stratospheric Water Vapour

in the Arctic (AWIPEV Research Base in Ny-Ålesund, Spitsbergen)

Weather phenomena -with high humidity, cloud formation and precipitation- occur in the lowermost ~10 km of the atmosphere, the so-called troposphere. The stratosphere above is very dry, with only about 4 to 10 water molecules among 1 million air particles. Thus, the required measurements accuracy for stratospheric water vapor is in the order "ppmv" (parts per million by volume). As the daily launched radiosondes do not provide such an accuracy, they provide reliable humidity data only in the troposphere.
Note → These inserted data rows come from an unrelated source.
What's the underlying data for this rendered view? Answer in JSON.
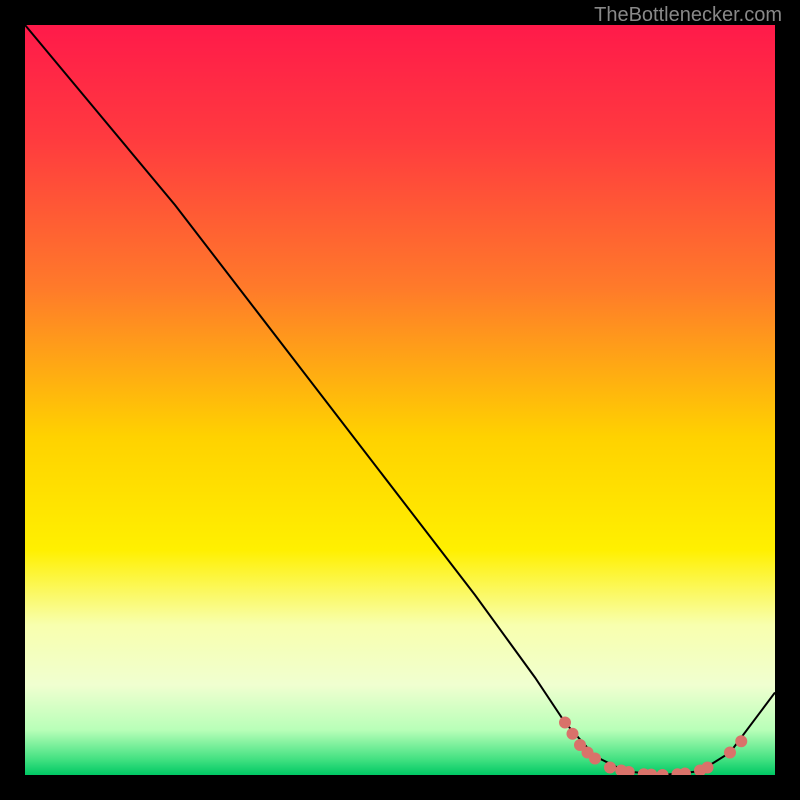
{
  "watermark": "TheBottlenecker.com",
  "chart_data": {
    "type": "line",
    "title": "",
    "xlabel": "",
    "ylabel": "",
    "xlim": [
      0,
      100
    ],
    "ylim": [
      0,
      100
    ],
    "gradient_stops": [
      {
        "offset": 0,
        "color": "#ff1a4a"
      },
      {
        "offset": 15,
        "color": "#ff3a3f"
      },
      {
        "offset": 35,
        "color": "#ff7a2a"
      },
      {
        "offset": 55,
        "color": "#ffd200"
      },
      {
        "offset": 70,
        "color": "#fff000"
      },
      {
        "offset": 80,
        "color": "#f8ffae"
      },
      {
        "offset": 88,
        "color": "#f0ffd0"
      },
      {
        "offset": 94,
        "color": "#b8ffb8"
      },
      {
        "offset": 98,
        "color": "#40e080"
      },
      {
        "offset": 100,
        "color": "#00c864"
      }
    ],
    "series": [
      {
        "name": "bottleneck-curve",
        "color": "#000000",
        "points": [
          {
            "x": 0,
            "y": 100
          },
          {
            "x": 5,
            "y": 94
          },
          {
            "x": 10,
            "y": 88
          },
          {
            "x": 20,
            "y": 76
          },
          {
            "x": 30,
            "y": 63
          },
          {
            "x": 40,
            "y": 50
          },
          {
            "x": 50,
            "y": 37
          },
          {
            "x": 60,
            "y": 24
          },
          {
            "x": 68,
            "y": 13
          },
          {
            "x": 72,
            "y": 7
          },
          {
            "x": 76,
            "y": 2.5
          },
          {
            "x": 80,
            "y": 0.5
          },
          {
            "x": 85,
            "y": 0
          },
          {
            "x": 90,
            "y": 0.5
          },
          {
            "x": 94,
            "y": 3
          },
          {
            "x": 100,
            "y": 11
          }
        ]
      }
    ],
    "markers": [
      {
        "x": 72,
        "y": 7.0
      },
      {
        "x": 73,
        "y": 5.5
      },
      {
        "x": 74,
        "y": 4.0
      },
      {
        "x": 75,
        "y": 3.0
      },
      {
        "x": 76,
        "y": 2.2
      },
      {
        "x": 78,
        "y": 1.0
      },
      {
        "x": 79.5,
        "y": 0.6
      },
      {
        "x": 80.5,
        "y": 0.4
      },
      {
        "x": 82.5,
        "y": 0.1
      },
      {
        "x": 83.5,
        "y": 0.05
      },
      {
        "x": 85,
        "y": 0
      },
      {
        "x": 87,
        "y": 0.1
      },
      {
        "x": 88,
        "y": 0.2
      },
      {
        "x": 90,
        "y": 0.6
      },
      {
        "x": 91,
        "y": 1.0
      },
      {
        "x": 94,
        "y": 3.0
      },
      {
        "x": 95.5,
        "y": 4.5
      }
    ],
    "marker_color": "#d9726a",
    "marker_radius": 6
  }
}
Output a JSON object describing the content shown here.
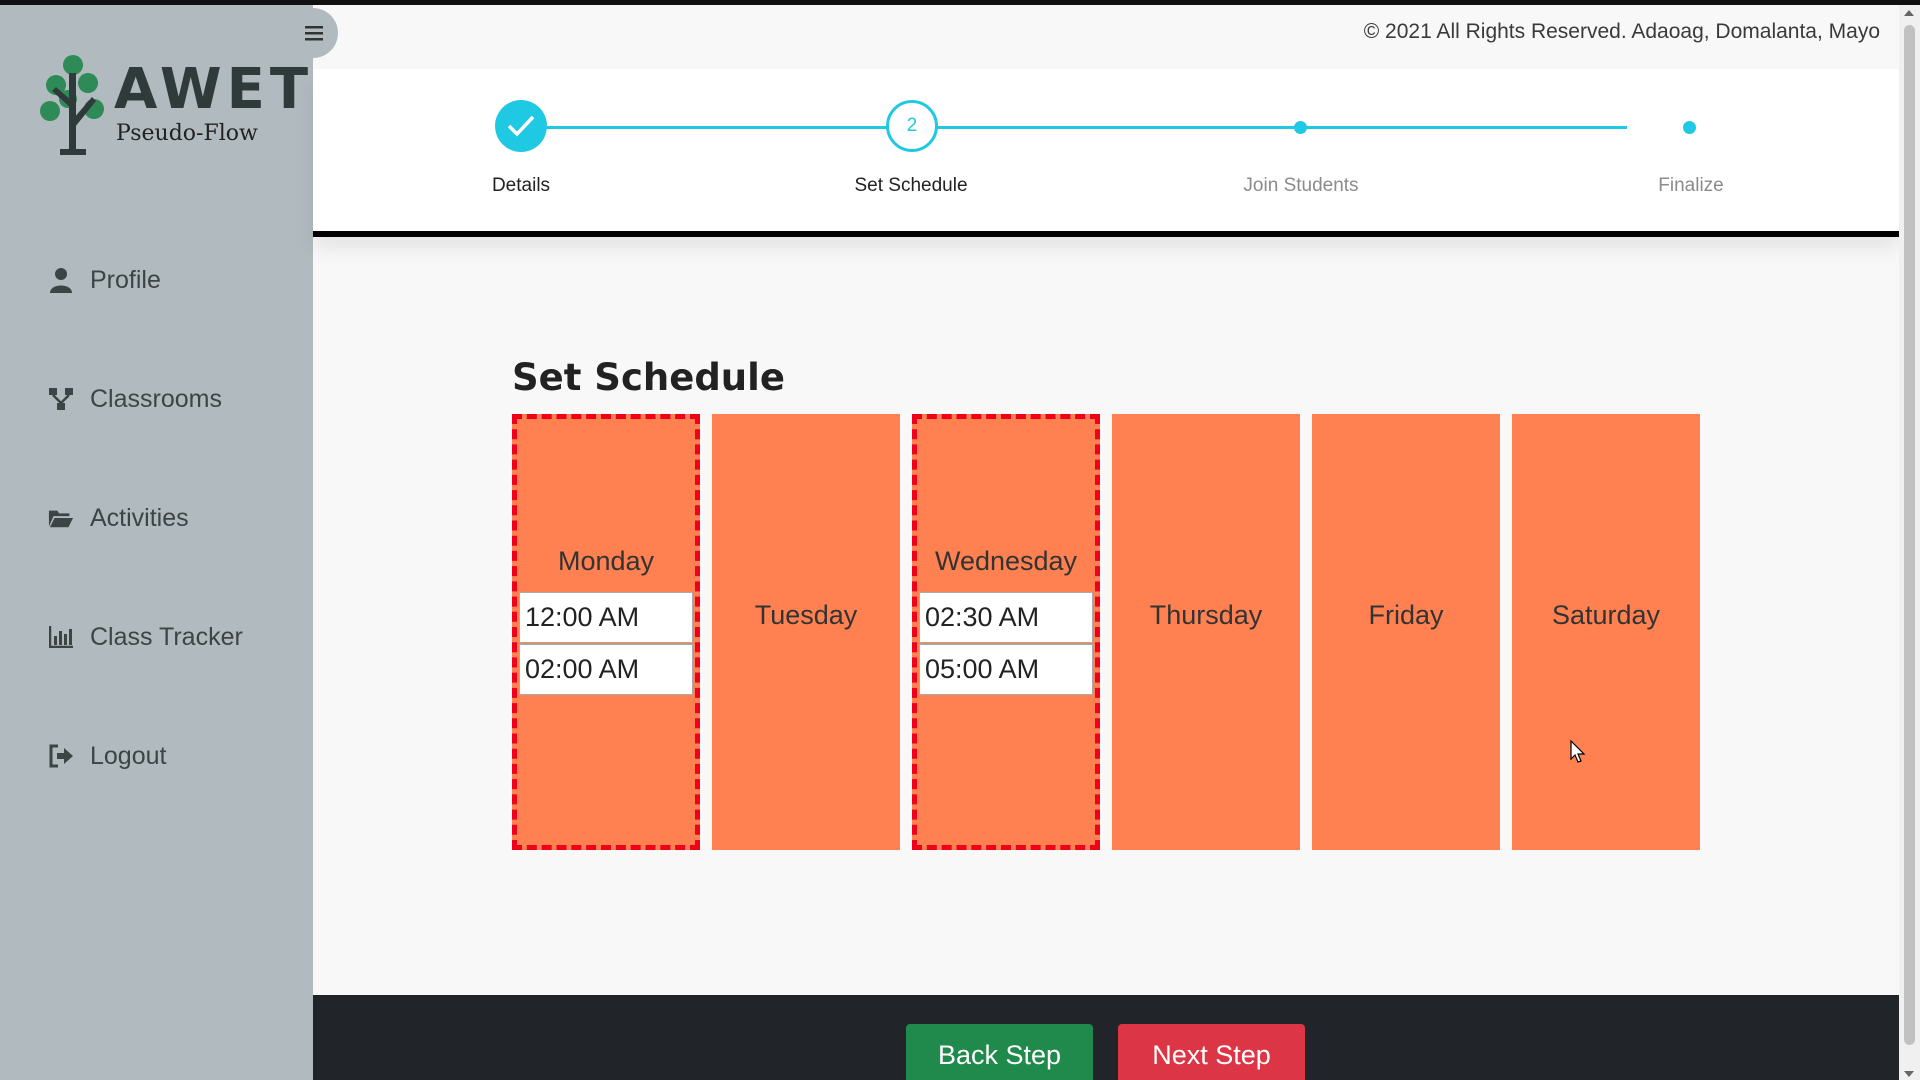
{
  "app": {
    "logo_title": "AWET",
    "logo_subtitle": "Pseudo-Flow",
    "copyright": "© 2021 All Rights Reserved. Adaoag, Domalanta, Mayo"
  },
  "sidebar": {
    "items": [
      {
        "label": "Profile",
        "icon": "user-icon"
      },
      {
        "label": "Classrooms",
        "icon": "network-icon"
      },
      {
        "label": "Activities",
        "icon": "folder-open-icon"
      },
      {
        "label": "Class Tracker",
        "icon": "bar-chart-icon"
      },
      {
        "label": "Logout",
        "icon": "logout-icon"
      }
    ]
  },
  "stepper": {
    "current_step": 2,
    "steps": [
      {
        "label": "Details",
        "state": "done"
      },
      {
        "label": "Set Schedule",
        "state": "current",
        "number": "2"
      },
      {
        "label": "Join Students",
        "state": "upcoming"
      },
      {
        "label": "Finalize",
        "state": "upcoming"
      }
    ]
  },
  "schedule": {
    "title": "Set Schedule",
    "days": [
      {
        "name": "Monday",
        "selected": true,
        "start": "12:00 AM",
        "end": "02:00 AM"
      },
      {
        "name": "Tuesday",
        "selected": false
      },
      {
        "name": "Wednesday",
        "selected": true,
        "start": "02:30 AM",
        "end": "05:00 AM"
      },
      {
        "name": "Thursday",
        "selected": false
      },
      {
        "name": "Friday",
        "selected": false
      },
      {
        "name": "Saturday",
        "selected": false
      }
    ]
  },
  "footer": {
    "back_label": "Back Step",
    "next_label": "Next Step"
  },
  "colors": {
    "sidebar_bg": "#b1bbbf",
    "accent": "#1fc8e3",
    "day_bg": "#ff8151",
    "selected_border": "#f00019",
    "back_button": "#1f8a4c",
    "next_button": "#dc3545",
    "footer_bg": "#212529"
  }
}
Yet, the amount of stratospheric water vapor is relevant for climate, since water vapor is a greenhouse gas and thereby radiatively affects stratospheric temperature. Furthermore, the water vapor concentration plays a role in microphysical cloud formation processes, and in the stratosphere as an effect on the formation and characteristics of polar stratospheric clouds that affect stratospheric ozone depletion

Frostpoint Hygrometer Measurements

For the detection of stratospheric water vapor vertical profiles, a cryogenic frostpoint hygrometer (CFH) sonde is launched by balloon at the AWIPEV research base every two months. During the flight, the reflectivity of a small mirror in the ambient air is detected. Cooling and heating controls a frost layer on the mirror surface while temperature is registered precisely. With the measured ambient temperature it is then possible to retrieve the frostpoint temperature and thus the water vapor content.


Science: Dr. Marion Maturilli

Technique: Jürgen Graeser